The Effect of Information on Employee Evaluation in the United States
Principals are responsible for evaluating teachers to improve student outcomes. However, information gathering can be both subjective and costly. Researchers evaluated the effect of distributing “value-added” teacher evaluations to principals in New York City. Their findings suggest that principals found the reports useful and used them to inform their overall perceptions of teacher effectiveness.
Teachers are constantly evaluated by principals, but these evaluations may be based on imperfect information. Information-gathering costs principals time and money, and the process itself may lack rigor and objectivity.
In their role as employers and evaluators, principals observe and critique teachers, allocate training and development resources, and ultimately decide if and how they will employ teachers at their schools. Economic research provides substantial support for distributing standardized teacher performance reports to principals to help them make these managerial decisions.
Studies suggest that productivity varies greatly across teachers, and that principals play an important organizational role in ensuring student achievement. In spite of principals’ substantial influence on the education system, little research to date has examined principals’ perceptions of teachers, as well as the avenues by which to inform those perceptions.
Context of the evaluation
Researchers focused their study on New York City principals.
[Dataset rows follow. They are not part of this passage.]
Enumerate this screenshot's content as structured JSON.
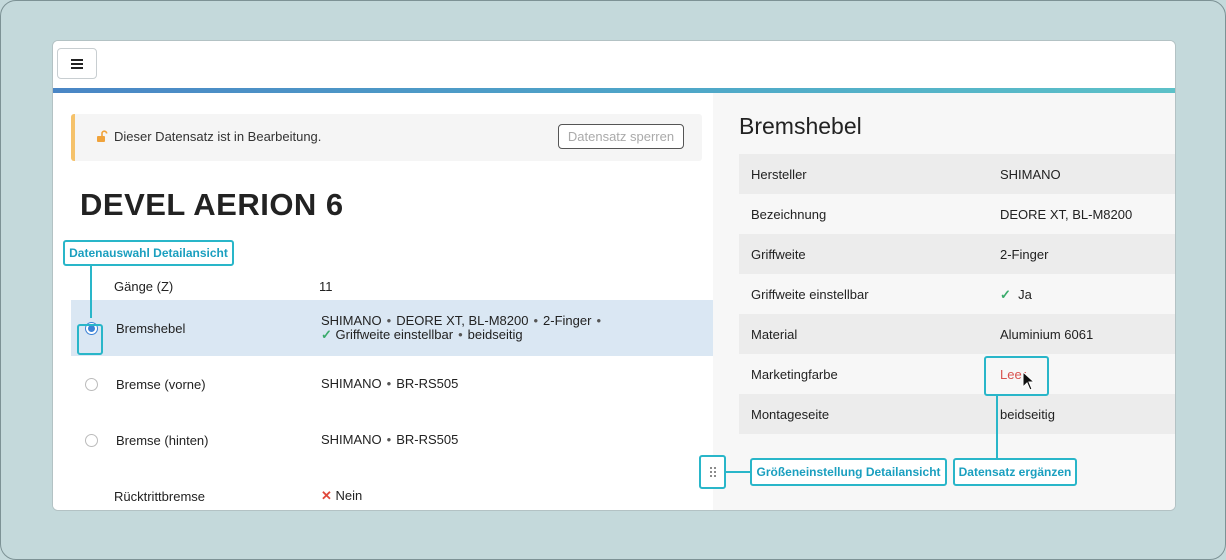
{
  "notice": {
    "text": "Dieser Datensatz ist in Bearbeitung.",
    "lock_button": "Datensatz sperren"
  },
  "record": {
    "title": "DEVEL AERION 6"
  },
  "rows": [
    {
      "label": "Gänge (Z)",
      "value": "11"
    },
    {
      "label": "Bremshebel",
      "v1": "SHIMANO",
      "v2": "DEORE XT, BL-M8200",
      "v3": "2-Finger",
      "v4": "Griffweite einstellbar",
      "v5": "beidseitig",
      "selected": true
    },
    {
      "label": "Bremse (vorne)",
      "v1": "SHIMANO",
      "v2": "BR-RS505"
    },
    {
      "label": "Bremse (hinten)",
      "v1": "SHIMANO",
      "v2": "BR-RS505"
    },
    {
      "label": "Rücktrittbremse",
      "value": "Nein"
    }
  ],
  "detail": {
    "title": "Bremshebel",
    "rows": [
      {
        "label": "Hersteller",
        "value": "SHIMANO"
      },
      {
        "label": "Bezeichnung",
        "value": "DEORE XT, BL-M8200"
      },
      {
        "label": "Griffweite",
        "value": "2-Finger"
      },
      {
        "label": "Griffweite einstellbar",
        "value": "Ja"
      },
      {
        "label": "Material",
        "value": "Aluminium 6061"
      },
      {
        "label": "Marketingfarbe",
        "value": "Leer"
      },
      {
        "label": "Montageseite",
        "value": "beidseitig"
      }
    ]
  },
  "callouts": {
    "datenauswahl": "Datenauswahl Detailansicht",
    "groesse": "Größeneinstellung Detailansicht",
    "ergaenzen": "Datensatz ergänzen"
  },
  "colors": {
    "accent": "#29b6c9",
    "selected_row": "#dae7f3",
    "notice_border": "#f5c26b",
    "empty_value": "#d9534f"
  },
  "icons": {
    "menu": "hamburger-icon",
    "lock": "unlock-icon",
    "check": "check-icon",
    "cross": "x-icon",
    "resize": "drag-handle-icon",
    "cursor": "mouse-pointer-icon"
  }
}
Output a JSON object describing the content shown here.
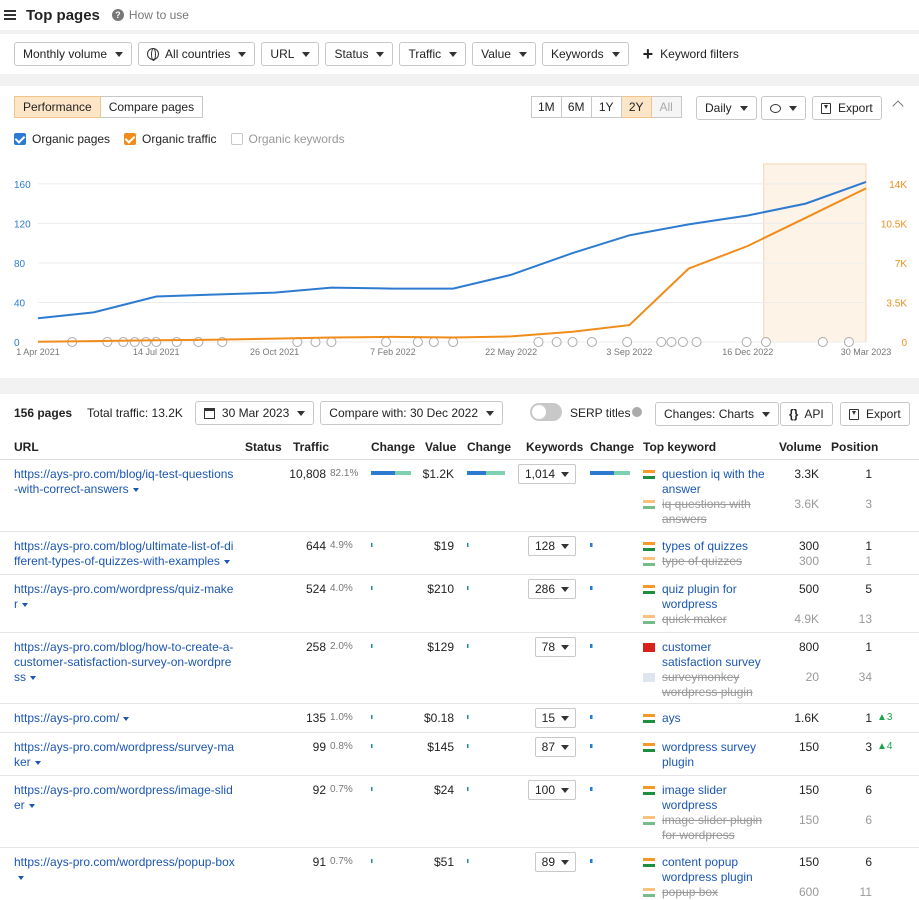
{
  "header": {
    "title": "Top pages",
    "help": "How to use"
  },
  "filters": [
    "Monthly volume",
    "All countries",
    "URL",
    "Status",
    "Traffic",
    "Value",
    "Keywords"
  ],
  "keyword_filters": "Keyword filters",
  "performance": {
    "tabs": [
      "Performance",
      "Compare pages"
    ],
    "ranges": [
      "1M",
      "6M",
      "1Y",
      "2Y",
      "All"
    ],
    "granularity": "Daily",
    "export": "Export",
    "legend": [
      "Organic pages",
      "Organic traffic",
      "Organic keywords"
    ],
    "colors": {
      "pages": "#2d7bd0",
      "traffic": "#f08c1a",
      "highlight": "#fdf3e7"
    }
  },
  "chart_data": {
    "type": "line",
    "x_labels": [
      "1 Apr 2021",
      "14 Jul 2021",
      "26 Oct 2021",
      "7 Feb 2022",
      "22 May 2022",
      "3 Sep 2022",
      "16 Dec 2022",
      "30 Mar 2023"
    ],
    "y_left_ticks": [
      "0",
      "40",
      "80",
      "120",
      "160"
    ],
    "y_right_ticks": [
      "0",
      "3.5K",
      "7K",
      "10.5K",
      "14K"
    ],
    "ylim_left": [
      0,
      170
    ],
    "ylim_right": [
      0,
      14875
    ],
    "highlight_range": [
      "30 Dec 2022",
      "30 Mar 2023"
    ],
    "series": [
      {
        "name": "Organic pages",
        "axis": "left",
        "x": [
          "1 Apr 2021",
          "20 May 2021",
          "14 Jul 2021",
          "1 Sep 2021",
          "26 Oct 2021",
          "15 Dec 2021",
          "7 Feb 2022",
          "1 Apr 2022",
          "22 May 2022",
          "15 Jul 2022",
          "3 Sep 2022",
          "25 Oct 2022",
          "16 Dec 2022",
          "5 Feb 2023",
          "30 Mar 2023"
        ],
        "values": [
          24,
          30,
          46,
          48,
          50,
          55,
          54,
          54,
          68,
          90,
          108,
          119,
          128,
          140,
          162
        ]
      },
      {
        "name": "Organic traffic",
        "axis": "right",
        "x": [
          "1 Apr 2021",
          "20 May 2021",
          "14 Jul 2021",
          "1 Sep 2021",
          "26 Oct 2021",
          "15 Dec 2021",
          "7 Feb 2022",
          "1 Apr 2022",
          "22 May 2022",
          "15 Jul 2022",
          "3 Sep 2022",
          "25 Oct 2022",
          "16 Dec 2022",
          "5 Feb 2023",
          "30 Mar 2023"
        ],
        "values": [
          30,
          80,
          150,
          200,
          300,
          400,
          450,
          400,
          500,
          900,
          1500,
          6500,
          8500,
          11000,
          13600
        ]
      }
    ]
  },
  "table": {
    "pages_count": "156 pages",
    "total_traffic": "Total traffic: 13.2K",
    "date": "30 Mar 2023",
    "compare": "Compare with: 30 Dec 2022",
    "serp_titles": "SERP titles",
    "changes": "Changes: Charts",
    "api": "API",
    "export": "Export",
    "columns": [
      "URL",
      "Status",
      "Traffic",
      "Change",
      "Value",
      "Change",
      "Keywords",
      "Change",
      "Top keyword",
      "Volume",
      "Position"
    ],
    "rows": [
      {
        "url": "https://ays-pro.com/blog/iq-test-questions-with-correct-answers",
        "traffic": "10,808",
        "pct": "82.1%",
        "value": "$1.2K",
        "keywords": "1,014",
        "kws": [
          {
            "text": "question iq with the answer",
            "vol": "3.3K",
            "pos": "1",
            "flag": "in"
          },
          {
            "text": "iq questions with answers",
            "vol": "3.6K",
            "pos": "3",
            "flag": "in"
          }
        ]
      },
      {
        "url": "https://ays-pro.com/blog/ultimate-list-of-different-types-of-quizzes-with-examples",
        "traffic": "644",
        "pct": "4.9%",
        "value": "$19",
        "keywords": "128",
        "kws": [
          {
            "text": "types of quizzes",
            "vol": "300",
            "pos": "1",
            "flag": "in"
          },
          {
            "text": "type of quizzes",
            "vol": "300",
            "pos": "1",
            "flag": "in"
          }
        ]
      },
      {
        "url": "https://ays-pro.com/wordpress/quiz-maker",
        "traffic": "524",
        "pct": "4.0%",
        "value": "$210",
        "keywords": "286",
        "kws": [
          {
            "text": "quiz plugin for wordpress",
            "vol": "500",
            "pos": "5",
            "flag": "in"
          },
          {
            "text": "quick maker",
            "vol": "4.9K",
            "pos": "13",
            "flag": "in"
          }
        ]
      },
      {
        "url": "https://ays-pro.com/blog/how-to-create-a-customer-satisfaction-survey-on-wordpress",
        "traffic": "258",
        "pct": "2.0%",
        "value": "$129",
        "keywords": "78",
        "kws": [
          {
            "text": "customer satisfaction survey",
            "vol": "800",
            "pos": "1",
            "flag": "vn"
          },
          {
            "text": "surveymonkey wordpress plugin",
            "vol": "20",
            "pos": "34",
            "flag": "us"
          }
        ]
      },
      {
        "url": "https://ays-pro.com/",
        "traffic": "135",
        "pct": "1.0%",
        "value": "$0.18",
        "keywords": "15",
        "kws": [
          {
            "text": "ays",
            "vol": "1.6K",
            "pos": "1",
            "flag": "in",
            "up": "▲3"
          }
        ]
      },
      {
        "url": "https://ays-pro.com/wordpress/survey-maker",
        "traffic": "99",
        "pct": "0.8%",
        "value": "$145",
        "keywords": "87",
        "kws": [
          {
            "text": "wordpress survey plugin",
            "vol": "150",
            "pos": "3",
            "flag": "in",
            "up": "▲4"
          }
        ]
      },
      {
        "url": "https://ays-pro.com/wordpress/image-slider",
        "traffic": "92",
        "pct": "0.7%",
        "value": "$24",
        "keywords": "100",
        "kws": [
          {
            "text": "image slider wordpress",
            "vol": "150",
            "pos": "6",
            "flag": "in"
          },
          {
            "text": "image slider plugin for wordpress",
            "vol": "150",
            "pos": "6",
            "flag": "in"
          }
        ]
      },
      {
        "url": "https://ays-pro.com/wordpress/popup-box",
        "traffic": "91",
        "pct": "0.7%",
        "value": "$51",
        "keywords": "89",
        "kws": [
          {
            "text": "content popup wordpress plugin",
            "vol": "150",
            "pos": "6",
            "flag": "in"
          },
          {
            "text": "popup box",
            "vol": "600",
            "pos": "11",
            "flag": "in"
          }
        ]
      }
    ]
  }
}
A baseline teacher evaluation revealed that principals generally approve of their staff – three-quarters of teachers received an above-median rating. Principals reported formally observing teachers an average 2.2 times the previous school year, with around 6.4 total observations per teacher.
Descriptive data also suggest that principals believed they could objectively evaluate teachers; more than three-quarters of principals strongly agreed with the statement: “I know who the more and less effective teachers are in my school.”
At the same time, less than half agreed with the statement: “Anyone can learn to be an effective teacher.” This suggests that principals had strong prior perceptions about teachers, and that principals did not believe training could help all teachers.
Details of the intervention
In 2007, the New York City Department of Education enacted a suite of policies to give principals more decision-making power to improve student performance. The Department also instituted a new accountability system that, depending on school performance, could result in principal bonuses of up to $25,000 or dismissal.
To assist principals with their newfound autonomy and responsibility, the Department also offered them the opportunity to receive teacher “value-added” (i.e. impacts on student test scores) estimates. Each teacher was compared to “peer” teachers citywide, with similar levels of teaching experience working in classrooms with similar student composition.
Researchers collaborated with the Department to design a randomized evaluation around the 223 principals who completed a baseline survey in August 2007 which solicited principals’ evaluations of their teachers. Of the 223, researchers grouped principals based on school configuration (elementary, middle, and kindergarten through eighth grade) and randomly selected 112 to receive value-added reports, conditional on the principal’s attendance at a training session organized by the researchers. The remaining principals received no information and served as the control group.
In May 2008, after the intervention, researchers again surveyed principals on their evaluations of teachers to determine to what extent and how the reports had been used.
Results and policy lessons
Principals found reports useful and changed their evaluations accordingly.
Program take-up: Principals provided largely correct answers to survey questions testing their understanding of the reports, and 85 percent rated reports as either “useful” or “very useful.”
Perceptions: Principals’ prior teacher perceptions were more in line with valued-added information when they had supervised the teacher for a longer period of time. Additionally, principals were more likely to change their evaluations in response to value-added estimates if their prior perceptions proved imprecise. This suggests that value-added estimates provide principals with useful, but not overly influential information.
Turnover and student achievement: Researchers also observed some instances of more exiting by teachers with lower value-added estimates, as well as marginal improvements in student test scores within the treatment group. However, these results are not statistically significant.
These results suggest that standardized teacher performance data are useful, and that government provision of evaluations can help overcome otherwise costly information gathering.